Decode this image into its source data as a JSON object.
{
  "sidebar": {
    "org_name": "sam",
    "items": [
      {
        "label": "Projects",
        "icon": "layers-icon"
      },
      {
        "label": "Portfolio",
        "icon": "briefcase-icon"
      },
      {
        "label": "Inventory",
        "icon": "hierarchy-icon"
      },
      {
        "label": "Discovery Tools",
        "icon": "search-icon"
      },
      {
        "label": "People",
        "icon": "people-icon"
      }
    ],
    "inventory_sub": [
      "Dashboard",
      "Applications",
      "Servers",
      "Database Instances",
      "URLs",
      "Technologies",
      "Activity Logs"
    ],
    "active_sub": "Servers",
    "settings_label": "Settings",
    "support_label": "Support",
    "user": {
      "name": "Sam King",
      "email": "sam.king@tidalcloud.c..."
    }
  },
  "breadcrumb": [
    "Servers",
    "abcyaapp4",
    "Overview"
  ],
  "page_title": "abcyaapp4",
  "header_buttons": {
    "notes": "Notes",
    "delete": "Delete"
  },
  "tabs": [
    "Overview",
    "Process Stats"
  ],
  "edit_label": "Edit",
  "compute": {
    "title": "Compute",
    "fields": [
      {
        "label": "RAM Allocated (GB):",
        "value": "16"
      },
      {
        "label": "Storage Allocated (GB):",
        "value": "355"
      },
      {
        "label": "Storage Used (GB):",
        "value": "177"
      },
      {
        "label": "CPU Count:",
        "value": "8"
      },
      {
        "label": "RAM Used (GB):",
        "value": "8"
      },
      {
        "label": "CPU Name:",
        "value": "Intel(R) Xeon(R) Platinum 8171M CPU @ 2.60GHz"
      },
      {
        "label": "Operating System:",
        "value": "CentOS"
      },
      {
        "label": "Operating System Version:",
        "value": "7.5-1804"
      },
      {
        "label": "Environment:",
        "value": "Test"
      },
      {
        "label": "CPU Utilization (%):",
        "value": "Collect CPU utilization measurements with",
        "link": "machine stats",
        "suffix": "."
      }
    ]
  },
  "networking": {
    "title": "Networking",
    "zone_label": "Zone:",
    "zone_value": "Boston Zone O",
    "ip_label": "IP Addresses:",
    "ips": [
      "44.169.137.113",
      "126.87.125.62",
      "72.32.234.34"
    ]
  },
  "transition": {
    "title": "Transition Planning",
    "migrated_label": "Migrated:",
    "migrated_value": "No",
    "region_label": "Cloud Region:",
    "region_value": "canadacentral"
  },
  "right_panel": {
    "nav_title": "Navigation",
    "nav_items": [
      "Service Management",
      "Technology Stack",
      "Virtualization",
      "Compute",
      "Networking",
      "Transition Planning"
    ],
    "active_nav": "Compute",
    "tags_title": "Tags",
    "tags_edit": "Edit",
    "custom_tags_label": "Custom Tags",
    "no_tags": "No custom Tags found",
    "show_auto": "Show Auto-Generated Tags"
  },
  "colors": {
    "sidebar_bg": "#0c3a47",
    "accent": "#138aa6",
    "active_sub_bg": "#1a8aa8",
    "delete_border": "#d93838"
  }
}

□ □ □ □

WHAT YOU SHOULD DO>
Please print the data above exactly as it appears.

TASK RESULT>
Decode this image into its source data as a JSON object.
{
  "sidebar": {
    "org_name": "sam",
    "items": [
      {
        "label": "Projects",
        "icon": "layers-icon"
      },
      {
        "label": "Portfolio",
        "icon": "briefcase-icon"
      },
      {
        "label": "Inventory",
        "icon": "hierarchy-icon"
      },
      {
        "label": "Discovery Tools",
        "icon": "search-icon"
      },
      {
        "label": "People",
        "icon": "people-icon"
      }
    ],
    "inventory_sub": [
      "Dashboard",
      "Applications",
      "Servers",
      "Database Instances",
      "URLs",
      "Technologies",
      "Activity Logs"
    ],
    "active_sub": "Servers",
    "settings_label": "Settings",
    "support_label": "Support",
    "user": {
      "name": "Sam King",
      "email": "sam.king@tidalcloud.c..."
    }
  },
  "breadcrumb": [
    "Servers",
    "abcyaapp4",
    "Overview"
  ],
  "page_title": "abcyaapp4",
  "header_buttons": {
    "notes": "Notes",
    "delete": "Delete"
  },
  "tabs": [
    "Overview",
    "Process Stats"
  ],
  "edit_label": "Edit",
  "compute": {
    "title": "Compute",
    "fields": [
      {
        "label": "RAM Allocated (GB):",
        "value": "16"
      },
      {
        "label": "Storage Allocated (GB):",
        "value": "355"
      },
      {
        "label": "Storage Used (GB):",
        "value": "177"
      },
      {
        "label": "CPU Count:",
        "value": "8"
      },
      {
        "label": "RAM Used (GB):",
        "value": "8"
      },
      {
        "label": "CPU Name:",
        "value": "Intel(R) Xeon(R) Platinum 8171M CPU @ 2.60GHz"
      },
      {
        "label": "Operating System:",
        "value": "CentOS"
      },
      {
        "label": "Operating System Version:",
        "value": "7.5-1804"
      },
      {
        "label": "Environment:",
        "value": "Test"
      },
      {
        "label": "CPU Utilization (%):",
        "value": "Collect CPU utilization measurements with",
        "link": "machine stats",
        "suffix": "."
      }
    ]
  },
  "networking": {
    "title": "Networking",
    "zone_label": "Zone:",
    "zone_value": "Boston Zone O",
    "ip_label": "IP Addresses:",
    "ips": [
      "44.169.137.113",
      "126.87.125.62",
      "72.32.234.34"
    ]
  },
  "transition": {
    "title": "Transition Planning",
    "migrated_label": "Migrated:",
    "migrated_value": "No",
    "region_label": "Cloud Region:",
    "region_value": "canadacentral"
  },
  "right_panel": {
    "nav_title": "Navigation",
    "nav_items": [
      "Service Management",
      "Technology Stack",
      "Virtualization",
      "Compute",
      "Networking",
      "Transition Planning"
    ],
    "active_nav": "Compute",
    "tags_title": "Tags",
    "tags_edit": "Edit",
    "custom_tags_label": "Custom Tags",
    "no_tags": "No custom Tags found",
    "show_auto": "Show Auto-Generated Tags"
  },
  "colors": {
    "sidebar_bg": "#0c3a47",
    "accent": "#138aa6",
    "active_sub_bg": "#1a8aa8",
    "delete_border": "#d93838"
  }
}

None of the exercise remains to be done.